Nathaniel Casey, Investment Strategist at wealth manager Evelyn Partners, comments: “The UK economy managed to dodge a contraction in the third quarter, just edging out the 0.1% contraction that has been forecasted by economists, to instead show no growth for the quarter. This was driven by September’s monthly growth data which at 0.2%, was ahead of the expected flat growth forecast for the month. This means the UK economy is not yet teetering on the verge of a technical recession, which is defined as two consecutive quarters of negative GDP growth. On a year-on-year basis the UK economy has expanded by 0.6% over the last 12 months.
“Despite a strong start to the first half of the year, consumption has now started to wane, with the sector contributing -0.2 percentage points to the QoQ real GDP figure. Within this, retail sales contracted by near 1% QoQ with consumer facing services contracting by a more pronounced 3%. Higher interest rates have likely weighed on discretionary spending over the summer, prompting a deterioration in consumer confidence. Further evidence of higher rates filtering through into the real economy could be seen from residential investment which fell 1.7% QoQ marking its fourth consecutive quarterly decline.
“Government spending also weighed negatively on the quarterly growth rate, contributing -0.1 percentage points. Real government consumption expenditure fell by 0.5% in the third quarter following an increase of 2.5% in the previous quarter. The fall in government consumption in the latest quarter mainly reflects lower spending on health and on education, which fell by 1.4% and 0.3%, respectively.
“The figures are not all doom and gloom with an improvement in net trade for Q3 contributing 0.4 percentage points to the QoQ rate. Export volumes increased by 0.5% in the third quarter, following a fall of 0.9% in the second quarter. The increase was driven by a 2.8% rise in services exports, which offset a fall of 2.0% in goods exports. Import volumes fell by 0.8% in the third quarter. This decline was driven by a 3.5% fall in goods imports, which offset a 4.2% increase in services imports.

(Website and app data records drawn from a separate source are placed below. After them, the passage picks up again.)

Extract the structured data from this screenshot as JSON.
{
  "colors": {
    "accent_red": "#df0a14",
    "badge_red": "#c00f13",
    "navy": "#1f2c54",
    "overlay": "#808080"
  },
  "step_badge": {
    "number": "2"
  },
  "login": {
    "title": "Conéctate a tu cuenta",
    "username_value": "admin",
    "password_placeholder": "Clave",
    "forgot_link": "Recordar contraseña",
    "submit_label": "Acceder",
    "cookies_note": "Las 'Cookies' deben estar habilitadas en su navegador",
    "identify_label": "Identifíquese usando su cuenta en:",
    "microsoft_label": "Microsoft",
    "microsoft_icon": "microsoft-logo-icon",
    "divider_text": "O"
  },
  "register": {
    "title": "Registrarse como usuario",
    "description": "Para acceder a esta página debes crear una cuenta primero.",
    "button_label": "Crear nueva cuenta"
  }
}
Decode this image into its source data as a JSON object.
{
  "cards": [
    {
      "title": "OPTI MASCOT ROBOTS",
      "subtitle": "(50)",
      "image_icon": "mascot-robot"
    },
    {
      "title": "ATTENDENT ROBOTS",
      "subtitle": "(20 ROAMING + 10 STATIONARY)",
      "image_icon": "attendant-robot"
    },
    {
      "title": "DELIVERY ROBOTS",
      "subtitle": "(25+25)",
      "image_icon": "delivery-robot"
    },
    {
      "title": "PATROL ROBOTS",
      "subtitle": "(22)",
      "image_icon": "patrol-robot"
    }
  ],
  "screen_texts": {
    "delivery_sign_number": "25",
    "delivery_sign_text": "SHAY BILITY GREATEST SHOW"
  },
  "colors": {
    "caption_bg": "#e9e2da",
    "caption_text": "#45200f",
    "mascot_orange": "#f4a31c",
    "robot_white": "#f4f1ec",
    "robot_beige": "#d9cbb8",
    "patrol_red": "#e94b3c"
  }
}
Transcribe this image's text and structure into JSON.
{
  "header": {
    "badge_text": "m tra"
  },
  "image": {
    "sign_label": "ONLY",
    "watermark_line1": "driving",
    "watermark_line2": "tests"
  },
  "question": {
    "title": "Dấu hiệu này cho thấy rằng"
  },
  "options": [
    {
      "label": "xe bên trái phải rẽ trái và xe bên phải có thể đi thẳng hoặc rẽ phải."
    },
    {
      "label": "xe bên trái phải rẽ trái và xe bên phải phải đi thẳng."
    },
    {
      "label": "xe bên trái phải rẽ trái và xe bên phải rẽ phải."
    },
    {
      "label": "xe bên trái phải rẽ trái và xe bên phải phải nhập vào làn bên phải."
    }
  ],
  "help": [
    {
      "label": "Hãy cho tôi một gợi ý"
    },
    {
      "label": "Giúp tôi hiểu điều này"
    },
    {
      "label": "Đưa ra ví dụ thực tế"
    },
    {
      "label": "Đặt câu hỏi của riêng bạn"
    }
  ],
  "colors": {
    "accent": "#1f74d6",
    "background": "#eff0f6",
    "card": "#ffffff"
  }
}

“Similarly, inventories remained a positive contributor to the headline figure, as it has now for four consecutive quarters, adding 0.2 percentage points to the QoQ growth figure.
“Looking ahead, the lagged impacts of tight monetary policy are beginning to impact the UK economy, as the cost of capital increase, households will experience a reduction in disposable incomes as aggregate mortgage payments tick up. However, as the labour market remains tight with unemployment at near recent lows and wage growth remaining elevated, this should act as a partial buffer for any downside potential on consumption heading into Q4 and into next year.
“Although the BoE have seemingly paused on interest rates with markets pricing in only a c.20% chance of one more hike over the next three meetings, it does not mean rate cuts are on the immediate horizon. However, BoE chief economist Huw Pill recently hinted at rate cuts materialising sooner than participants expected. With the economic growth picture deteriorating and inflation starting to come under control it could prompt the BoE to cut rates as soon as Mid 2024.
“With the UK economy managing to avoid contraction in the third quarter the risks of an imminent technical recession have been delayed for now. However, as the impact of higher interest rates continue to put the brakes on consumption, the resulting drag on the real economy could lead to negative economic growth in the coming quarters which might prompt the BoE to cut rates sooner than expected.”